Miramar Group co-founder seeks 4th District seat in Santa Barbara
Barrett Reed, born and raised in Santa Barbara, believes now is the “most important moment” for his hometown in his lifetime.
That’s why he’s running for Santa Barbara City Council.
He told the News-Press Monday he feels he has the experience necessary for this crucial time.
Mr. Reed, who announced his candidacy this week, is a co-founder of the Miramar Group (not to be confused with Rosewood Miramar Beach), a local real estate developer. He is a board member of Downtown Santa Barbara and recently served on the Santa Barbara Planning Commission.
Mr. Reed, a candidate for the 4th District seat currently occupied by Kristen Sneddon, is not seeking an endorsement from a political party in the nonpartisan race. He said party politics distract from the city government’s functions.
Mr. Reed said the city council needs a small business leader and complains about the current council’s lack of consistency.
“For me, I think the cost is too great not to run. I feel there has to be, and voters are demanding that there has to be, a change in leadership,” he said. “I don’t see leadership on our city council. I see reactive decision making.”
Mr. Reed has ideas for housing, small business development and homelessness — an issue he wishes the city handled proactively.
“At the core of the issue, our city has to believe it’s a solvable problem — not just one that can be poorly managed,” he said.
He pointed to the current council’s plan to set up an emergency encampment. He said it creates the problem of having a temporary shelter so close to downtown.
Instead, he looks to Bakersfield’s model. The city announced it had functionally zero chronic homeless people in January.
To achieve this, organizations made a list of the chronically homeless individuals in the city and consulted them about their needs. And the housing authority in Kern County set up leases with landlords who were uneasy signing a contract with a homeless person.
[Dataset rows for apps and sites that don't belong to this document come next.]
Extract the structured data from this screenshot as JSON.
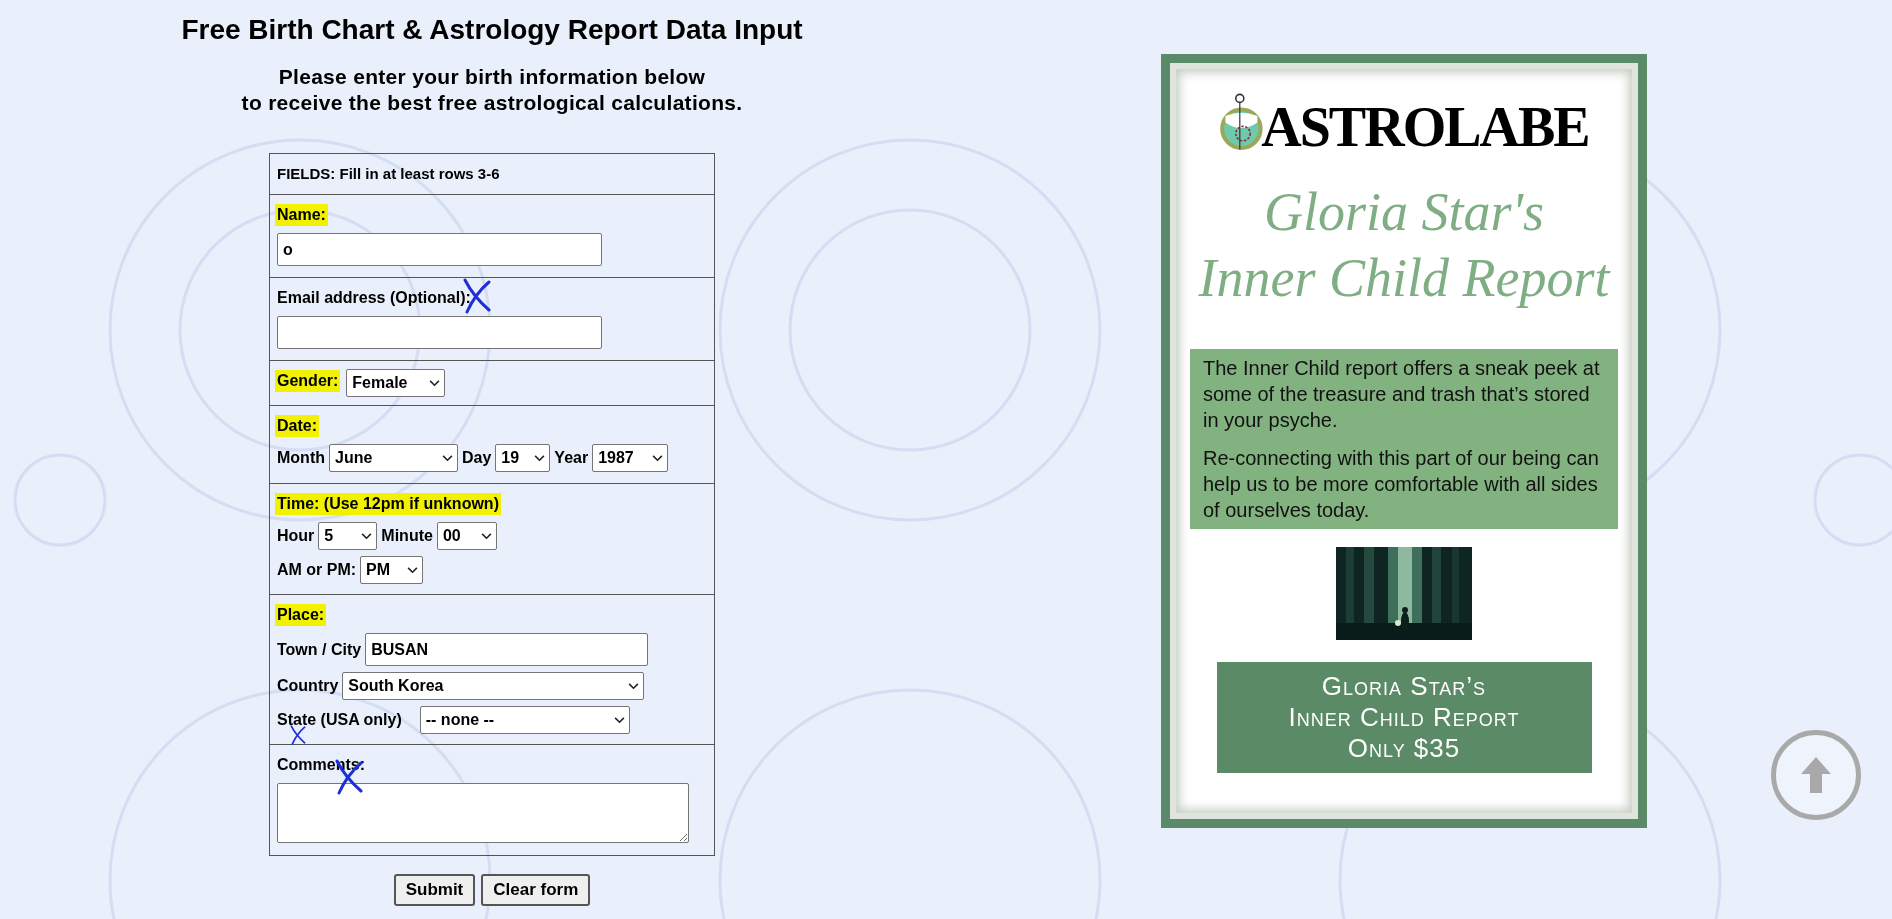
{
  "page": {
    "title": "Free Birth Chart & Astrology Report Data Input",
    "subtitle": [
      "Please enter your birth information below",
      "to receive the best free astrological calculations."
    ]
  },
  "form": {
    "header": "FIELDS: Fill in at least rows 3-6",
    "sections": [
      {
        "label": "Name:",
        "highlighted": true,
        "crossed": false,
        "inline": false,
        "lines": [
          [
            {
              "kind": "input",
              "value": "o"
            }
          ]
        ]
      },
      {
        "label": "Email address (Optional):",
        "highlighted": false,
        "crossed": true,
        "inline": false,
        "lines": [
          [
            {
              "kind": "input"
            }
          ]
        ]
      },
      {
        "label": "Gender:",
        "highlighted": true,
        "crossed": false,
        "inline": true,
        "lines": [
          [
            {
              "kind": "select",
              "value": "Female"
            }
          ]
        ]
      },
      {
        "label": "Date:",
        "highlighted": true,
        "crossed": false,
        "inline": false,
        "lines": [
          [
            {
              "kind": "caption",
              "text": "Month",
              "crossed": false
            },
            {
              "kind": "select",
              "value": "June"
            },
            {
              "kind": "caption",
              "text": "Day",
              "crossed": false
            },
            {
              "kind": "select",
              "value": "19"
            },
            {
              "kind": "caption",
              "text": "Year",
              "crossed": false
            },
            {
              "kind": "select",
              "value": "1987"
            }
          ]
        ]
      },
      {
        "label": "Time: (Use 12pm if unknown)",
        "highlighted": true,
        "crossed": false,
        "inline": false,
        "lines": [
          [
            {
              "kind": "caption",
              "text": "Hour",
              "crossed": false
            },
            {
              "kind": "select",
              "value": "5"
            },
            {
              "kind": "caption",
              "text": "Minute",
              "crossed": false
            },
            {
              "kind": "select",
              "value": "00"
            }
          ],
          [
            {
              "kind": "caption",
              "text": "AM or PM:",
              "crossed": false
            },
            {
              "kind": "select",
              "value": "PM"
            }
          ]
        ]
      },
      {
        "label": "Place:",
        "highlighted": true,
        "crossed": false,
        "inline": false,
        "lines": [
          [
            {
              "kind": "caption",
              "text": "Town / City",
              "crossed": false
            },
            {
              "kind": "input",
              "value": "BUSAN"
            }
          ],
          [
            {
              "kind": "caption",
              "text": "Country",
              "crossed": false
            },
            {
              "kind": "select",
              "value": "South Korea"
            }
          ],
          [
            {
              "kind": "caption",
              "text": "State (USA only)",
              "crossed": true
            },
            {
              "kind": "select",
              "value": "-- none --"
            }
          ]
        ]
      },
      {
        "label": "Comments:",
        "highlighted": false,
        "crossed": true,
        "inline": false,
        "lines": [
          [
            {
              "kind": "textarea"
            }
          ]
        ]
      }
    ],
    "buttons": [
      "Submit",
      "Clear form"
    ]
  },
  "ad": {
    "logo": "ASTROLABE",
    "title_lines": [
      "Gloria Star's",
      "Inner Child Report"
    ],
    "paragraphs": [
      "The Inner Child report offers a sneak peek at some of the treasure and trash that’s stored in your psyche.",
      "Re-connecting with this part of our being can help us to be more comfortable with all sides of ourselves today."
    ],
    "image": {
      "kind": "picture"
    },
    "cta_lines": [
      "Gloria Star’s",
      "Inner Child Report",
      "Only $35"
    ]
  }
}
Mr. Reed sees an opportunity to expand homeless outreach services through City Net and offer more support to the housing authority.
“I want to help the homeless who truly want and need help. As far as those who are trying to burn the city down … that can’t be tolerated,” he said.
He believes the city should enforce its ordinances when public health and safety are threatened.
“It’s just too dangerous,” Mr. Reed said. “It makes me wonder, think about, consider raising our kids here. It’s never crossed my mind until now.”
When he and his wife Caitlin became parents 15 months ago, it “raised the stakes” for him. Now, with a fourth member of the family on the way, the stakes are even higher.
“I want nothing more than my wife and I to be able to raise our kids in the same great town I was raised in,” he said. “But the struggles we all are experiencing right now, I’m not as enthusiastic about that right now.”
Part of the solution he sees lies in small businesses. The tax revenue from local business funds the open spaces, parks and libraries.
He wants to streamline the permitting process to better support business owners and homeowners. He also thinks a less burdensome process would help develop low-income and moderate-income housing.
Much like his business’s mission, he believes in restoring Santa Barbara using existing resources.
He sees an opportunity for the council to work with owners of large, vacant buildings to repurpose the structures for rental housing or other high-need areas.
“We don’t look to add square footage to the town. And now more than ever, there’s square footage that is vacant,” he said.
Mr. Reed also seeks to preserve single-family neighborhoods, such as the many residences in his district.
“There are few hills to die on. But fighting to save our single-family neighborhoods from overcrowding and density is a hill I would die on,” he said.
He sees a need for affordable housing but thinks crowding existing neighborhoods would create another problem.
“I think there is always going to be more demand for affordable housing than our city can provide, but we have to be relentless in our pursuit,” he said.
Leadership was a theme discussed by Mr. Reed. He believes private investment will increase if elected officials are consistent and direct.
His campaign website is barrettreed.org.